Write out every line below with no difference at all.

#####

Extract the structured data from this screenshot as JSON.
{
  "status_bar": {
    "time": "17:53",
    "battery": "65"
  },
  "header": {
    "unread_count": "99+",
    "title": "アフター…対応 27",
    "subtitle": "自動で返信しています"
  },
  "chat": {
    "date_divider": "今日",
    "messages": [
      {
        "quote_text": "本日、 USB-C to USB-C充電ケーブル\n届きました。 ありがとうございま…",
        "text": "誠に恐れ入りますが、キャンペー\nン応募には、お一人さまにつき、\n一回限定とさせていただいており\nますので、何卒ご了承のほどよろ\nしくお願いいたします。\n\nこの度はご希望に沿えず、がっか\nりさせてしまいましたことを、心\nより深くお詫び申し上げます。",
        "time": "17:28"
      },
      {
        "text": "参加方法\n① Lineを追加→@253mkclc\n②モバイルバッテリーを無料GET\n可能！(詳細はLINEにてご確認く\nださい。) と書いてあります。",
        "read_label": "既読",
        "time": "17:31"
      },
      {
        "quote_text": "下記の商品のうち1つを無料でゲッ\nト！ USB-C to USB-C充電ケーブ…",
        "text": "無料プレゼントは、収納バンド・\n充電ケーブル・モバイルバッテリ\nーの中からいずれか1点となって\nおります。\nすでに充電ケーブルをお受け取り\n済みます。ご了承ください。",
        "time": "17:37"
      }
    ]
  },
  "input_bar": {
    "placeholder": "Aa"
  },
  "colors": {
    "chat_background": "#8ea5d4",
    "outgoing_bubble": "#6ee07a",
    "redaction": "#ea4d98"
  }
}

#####

## Task result
Extract the structured data from this screenshot as JSON.
{
  "status_bar": {
    "time": "17:53",
    "battery": "65"
  },
  "header": {
    "unread_count": "99+",
    "title": "アフター…対応 27",
    "subtitle": "自動で返信しています"
  },
  "chat": {
    "date_divider": "今日",
    "messages": [
      {
        "quote_text": "本日、 USB-C to USB-C充電ケーブル\n届きました。 ありがとうございま…",
        "text": "誠に恐れ入りますが、キャンペー\nン応募には、お一人さまにつき、\n一回限定とさせていただいており\nますので、何卒ご了承のほどよろ\nしくお願いいたします。\n\nこの度はご希望に沿えず、がっか\nりさせてしまいましたことを、心\nより深くお詫び申し上げます。",
        "time": "17:28"
      },
      {
        "text": "参加方法\n① Lineを追加→@253mkclc\n②モバイルバッテリーを無料GET\n可能！(詳細はLINEにてご確認く\nださい。) と書いてあります。",
        "read_label": "既読",
        "time": "17:31"
      },
      {
        "quote_text": "下記の商品のうち1つを無料でゲッ\nト！ USB-C to USB-C充電ケーブ…",
        "text": "無料プレゼントは、収納バンド・\n充電ケーブル・モバイルバッテリ\nーの中からいずれか1点となって\nおります。\nすでに充電ケーブルをお受け取り\n済みます。ご了承ください。",
        "time": "17:37"
      }
    ]
  },
  "input_bar": {
    "placeholder": "Aa"
  },
  "colors": {
    "chat_background": "#8ea5d4",
    "outgoing_bubble": "#6ee07a",
    "redaction": "#ea4d98"
  }
}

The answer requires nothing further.